Absent fathers who refuse to pay maintenance for their children could be "named and shamed" on a website and in the local press under new enforcement measures.
It could also be compulsory to register the name of the baby's father when it is born. In one in five child support cases, the father's name is not known.
Ministers said yesterday that the Child Support Agency (CSA) would be scrapped after running up a backlog of more than 300,000 cases and debts of more than £3bn. Although debt collectors will continue to chase unpaid maintenance, much of itwill never reach the children and will be written off.
John Hutton, the Work and Pensions Secretary, announced changes to the system following a review of the CSA by Sir David Henshaw. He recommended that passports be confiscated from parents who did not meet their obligations, and promised to impose night curfews on so-called "deadbeat dads'', enforced by electronic tags.
Fathers could be charged for using the organisation that will handle new cases, as an incentive to reach a private arrangement on maintenance with their child's mother. Lone parents on benefits will no longer make claims through the new body and will keep "substantially more" than the current £10 a week of income support when maintenance is paid.
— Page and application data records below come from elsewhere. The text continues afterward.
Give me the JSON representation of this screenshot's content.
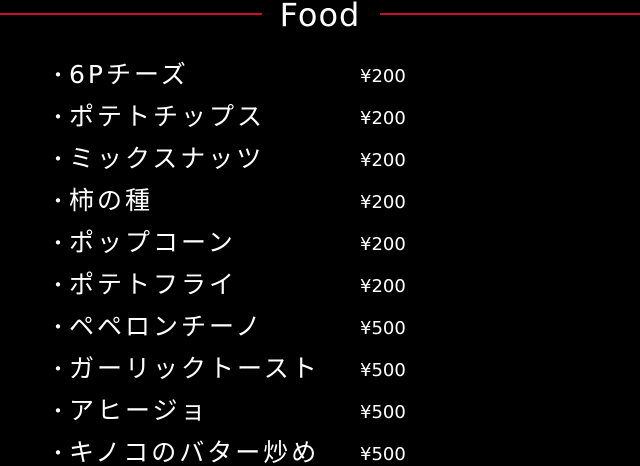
{
  "header": {
    "title": "Food",
    "accent_color": "#c8102e"
  },
  "menu": {
    "bullet": "・",
    "items": [
      {
        "name": "6Pチーズ",
        "price": "¥200"
      },
      {
        "name": "ポテトチップス",
        "price": "¥200"
      },
      {
        "name": "ミックスナッツ",
        "price": "¥200"
      },
      {
        "name": "柿の種",
        "price": "¥200"
      },
      {
        "name": "ポップコーン",
        "price": "¥200"
      },
      {
        "name": "ポテトフライ",
        "price": "¥200"
      },
      {
        "name": "ペペロンチーノ",
        "price": "¥500"
      },
      {
        "name": "ガーリックトースト",
        "price": "¥500"
      },
      {
        "name": "アヒージョ",
        "price": "¥500"
      },
      {
        "name": "キノコのバター炒め",
        "price": "¥500"
      }
    ]
  }
}
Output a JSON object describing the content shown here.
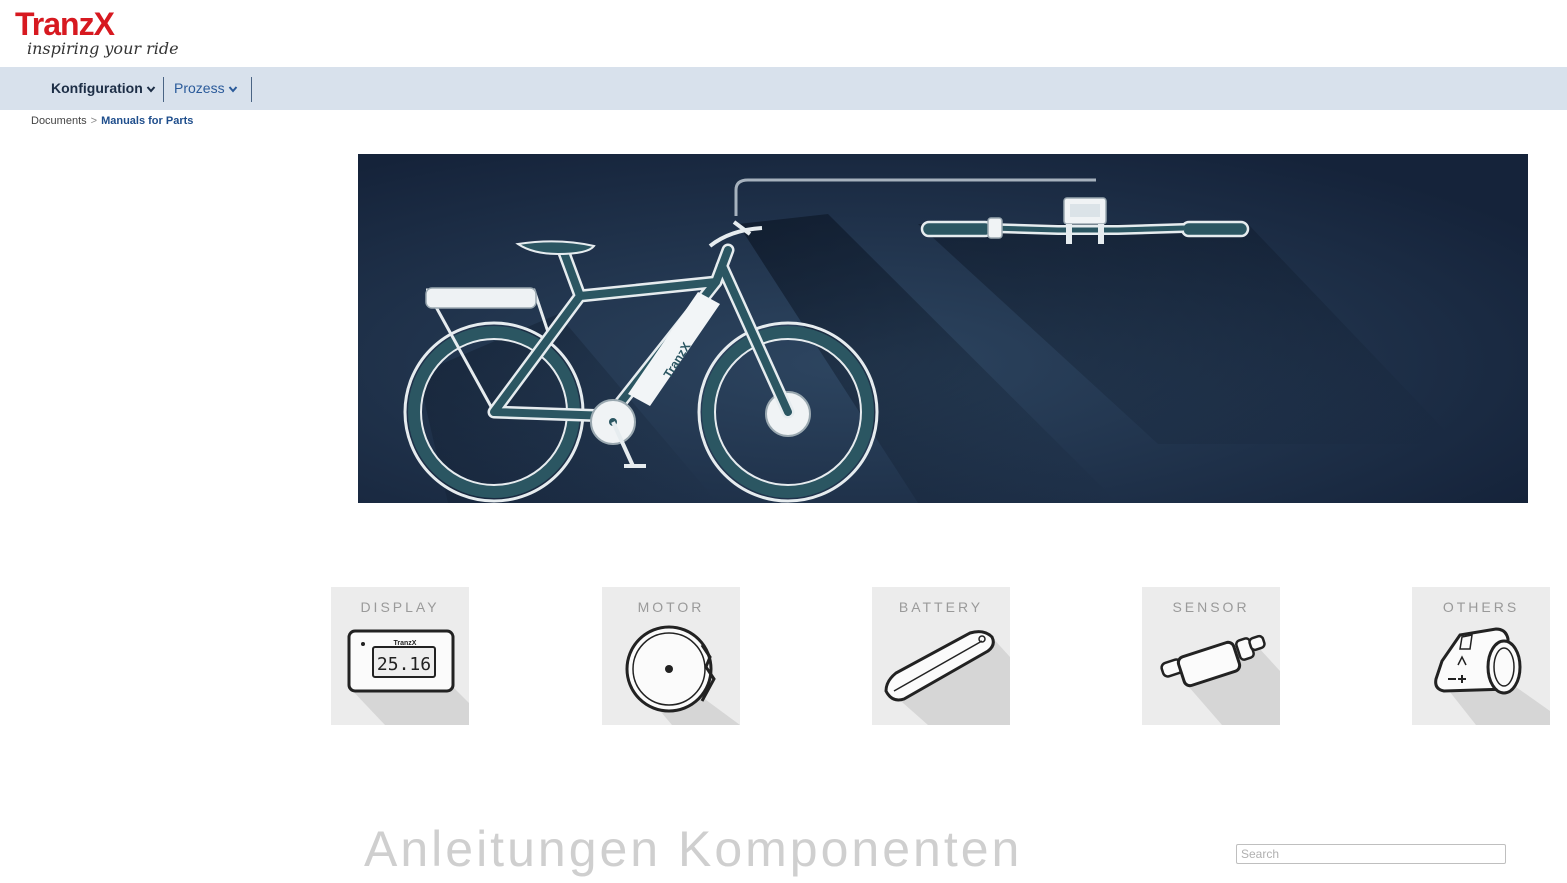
{
  "logo": {
    "brand": "TranzX",
    "tagline": "inspiring your ride"
  },
  "nav": {
    "items": [
      {
        "label": "Konfiguration"
      },
      {
        "label": "Prozess"
      }
    ]
  },
  "breadcrumb": {
    "root": "Documents",
    "separator": ">",
    "current": "Manuals for Parts"
  },
  "banner": {
    "frame_brand": "TranzX"
  },
  "categories": [
    {
      "label": "DISPLAY",
      "icon": "display-icon",
      "display_value": "25.16",
      "device_brand": "TranzX"
    },
    {
      "label": "MOTOR",
      "icon": "motor-icon"
    },
    {
      "label": "BATTERY",
      "icon": "battery-icon"
    },
    {
      "label": "SENSOR",
      "icon": "sensor-icon"
    },
    {
      "label": "OTHERS",
      "icon": "others-icon"
    }
  ],
  "heading": "Anleitungen Komponenten",
  "search": {
    "placeholder": "Search",
    "value": ""
  },
  "colors": {
    "brand_red": "#d71920",
    "nav_bg": "#d8e1ec",
    "banner_bg": "#1a2a3f",
    "bike_teal": "#2b5662",
    "tile_bg": "#ececec"
  }
}
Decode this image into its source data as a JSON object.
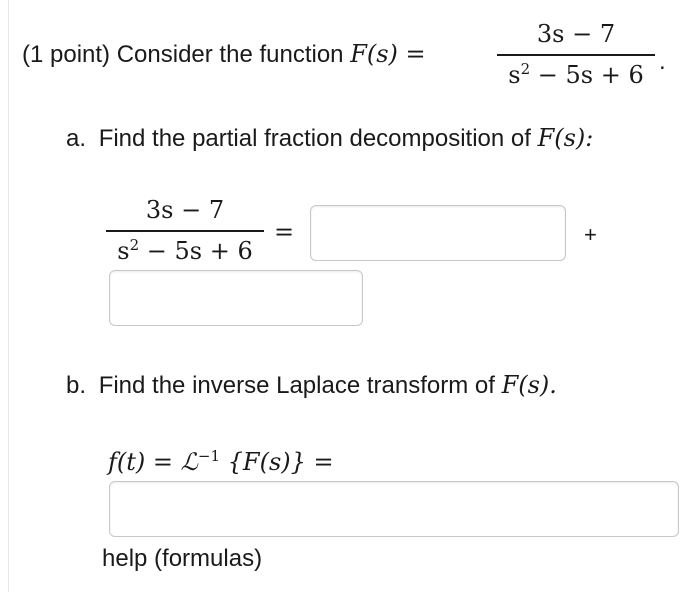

Sir David said that the number of children receiving maintenance could rise from 1.1 million to 1.75 million through tougher enforcement.
Opposition parties warned that 1.5 million families were in danger of being left behind because they would not automatically transfer to the new system likely to take effect in 2008. They said £500m had been wasted trying to correct mistakes since the CSA started in 1993.
Philip Hammond, the shadow Work and Pensions Secretary, said: "Today's substance free statement will come as a huge disappointment to the 1.5 million families who are stuck in the current CSA system and were expecting action to be taken by the Government to ease their plight."
David Laws, work and pensions spokesman for the Liberal Democrats, accused ministers of "rebranding, further delay and more gimmicks". "The Government is talking tough about tagging absent fathers, but it said the same things about taking away people's driving licences a few years ago, yet only 11 driving licences have been removed in five years," he said.
The charity One Parent Families welcomed plans for tougher enforcement and the proposal to enable lone parents on income support to keep more of the child maintenance they received, but warned that voluntary arrangements would not be appropriate or workable for all lone parents.
Chris Pond, the group's chief executive, said: "The big question concerns existing cases. How long will current cases, mired in the mess of the current scheme, have to wait for substantive change?"